-- Opening Marker --
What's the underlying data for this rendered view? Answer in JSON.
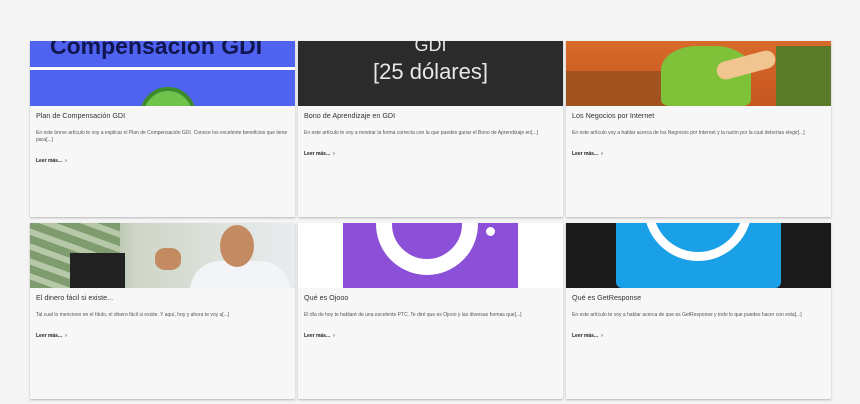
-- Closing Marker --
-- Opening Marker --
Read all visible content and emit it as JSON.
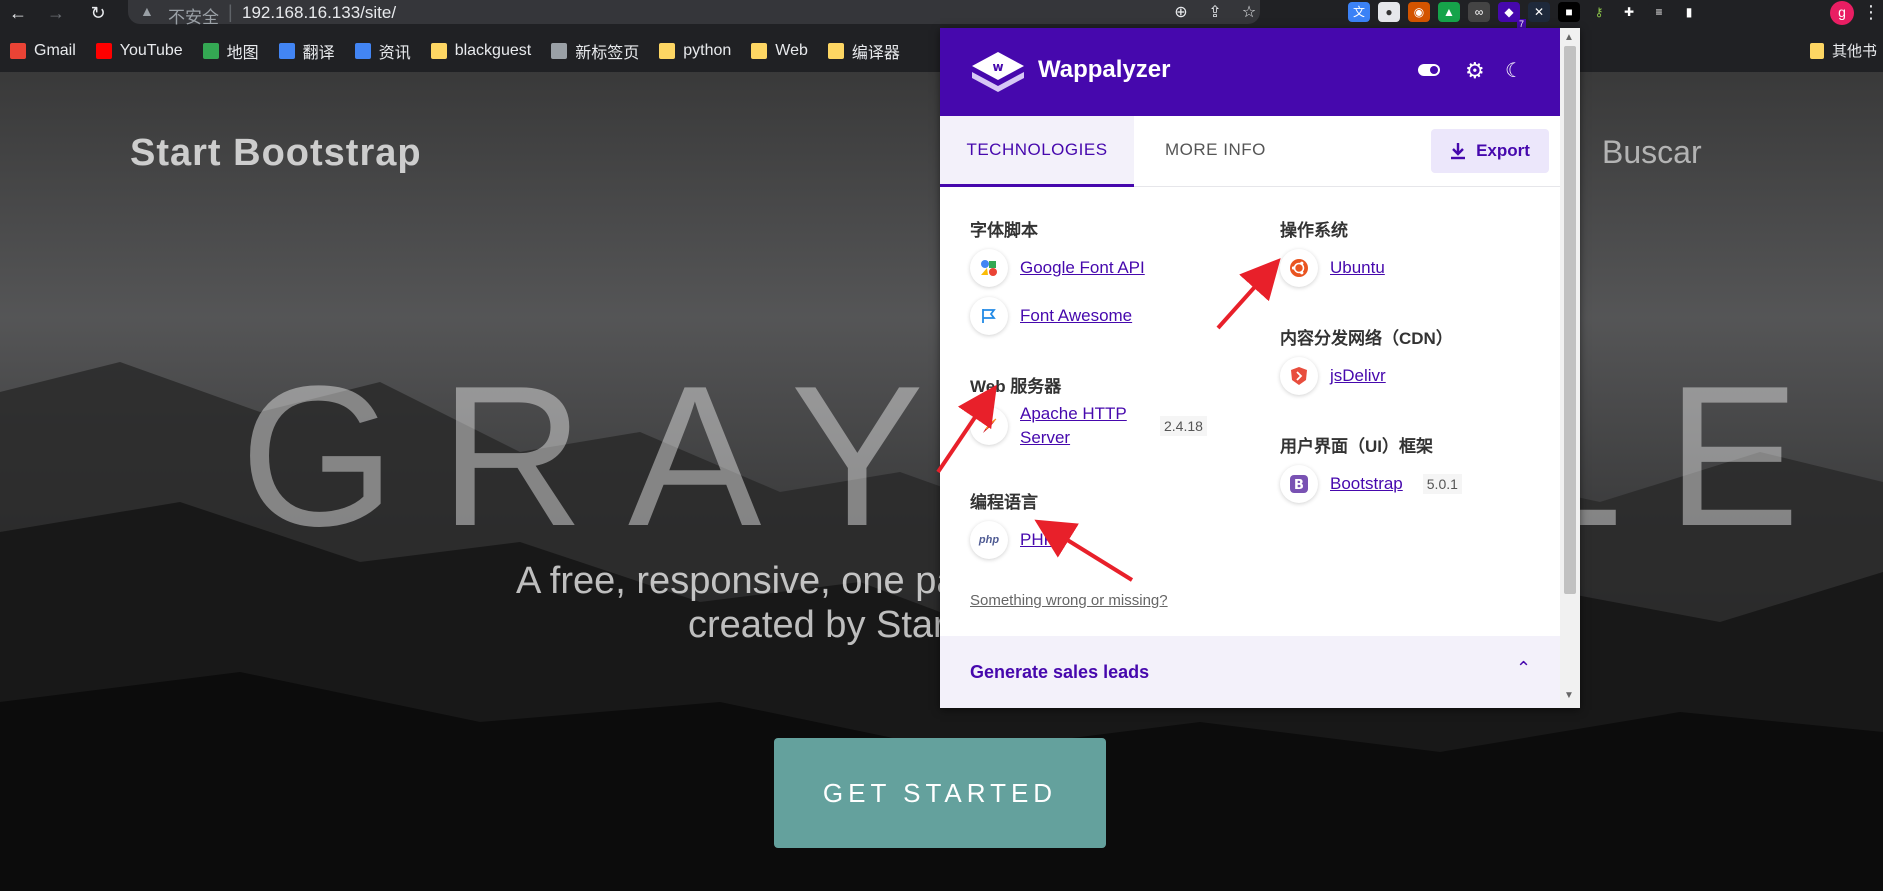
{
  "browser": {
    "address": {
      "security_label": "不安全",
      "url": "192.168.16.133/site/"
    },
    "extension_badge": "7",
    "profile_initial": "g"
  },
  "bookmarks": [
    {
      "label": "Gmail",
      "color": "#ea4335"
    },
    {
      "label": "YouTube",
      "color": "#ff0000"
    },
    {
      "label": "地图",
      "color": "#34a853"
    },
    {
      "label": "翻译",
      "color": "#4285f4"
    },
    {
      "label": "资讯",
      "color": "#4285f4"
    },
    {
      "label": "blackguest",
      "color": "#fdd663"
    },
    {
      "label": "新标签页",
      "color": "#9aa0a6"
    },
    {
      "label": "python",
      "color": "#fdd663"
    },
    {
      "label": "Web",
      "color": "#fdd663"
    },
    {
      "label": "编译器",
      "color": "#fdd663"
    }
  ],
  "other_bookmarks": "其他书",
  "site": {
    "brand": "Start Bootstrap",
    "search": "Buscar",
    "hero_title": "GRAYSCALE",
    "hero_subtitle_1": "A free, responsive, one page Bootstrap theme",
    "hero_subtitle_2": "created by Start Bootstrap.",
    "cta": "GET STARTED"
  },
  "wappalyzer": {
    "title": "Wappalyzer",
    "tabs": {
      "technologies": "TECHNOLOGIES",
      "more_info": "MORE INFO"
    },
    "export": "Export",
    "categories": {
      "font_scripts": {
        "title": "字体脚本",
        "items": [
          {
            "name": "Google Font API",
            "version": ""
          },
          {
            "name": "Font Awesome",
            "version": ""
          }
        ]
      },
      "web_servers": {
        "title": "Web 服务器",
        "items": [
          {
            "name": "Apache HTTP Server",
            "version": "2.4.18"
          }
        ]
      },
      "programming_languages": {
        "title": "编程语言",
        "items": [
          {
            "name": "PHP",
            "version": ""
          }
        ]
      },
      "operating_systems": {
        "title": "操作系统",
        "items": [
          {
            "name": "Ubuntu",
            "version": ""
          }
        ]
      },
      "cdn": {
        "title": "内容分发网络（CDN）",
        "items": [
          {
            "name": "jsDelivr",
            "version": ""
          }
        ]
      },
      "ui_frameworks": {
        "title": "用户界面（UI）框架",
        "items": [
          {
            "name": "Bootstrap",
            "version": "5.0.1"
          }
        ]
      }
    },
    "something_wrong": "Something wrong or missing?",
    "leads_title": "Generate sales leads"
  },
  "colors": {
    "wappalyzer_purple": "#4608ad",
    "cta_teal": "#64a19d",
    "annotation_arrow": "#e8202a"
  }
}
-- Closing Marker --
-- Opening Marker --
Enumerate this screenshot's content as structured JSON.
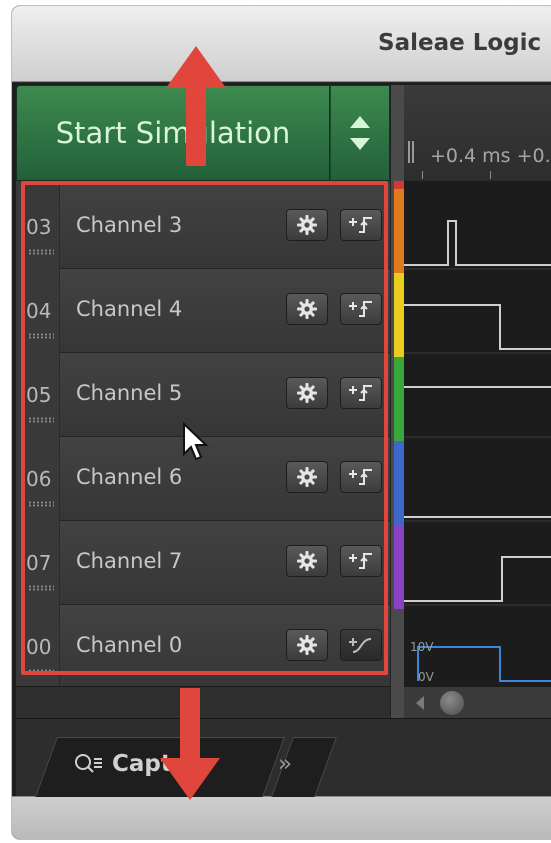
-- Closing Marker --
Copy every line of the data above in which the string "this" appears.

What's the underlying data for this rendered view? Answer in JSON.
Enumerate this screenshot's content as structured JSON.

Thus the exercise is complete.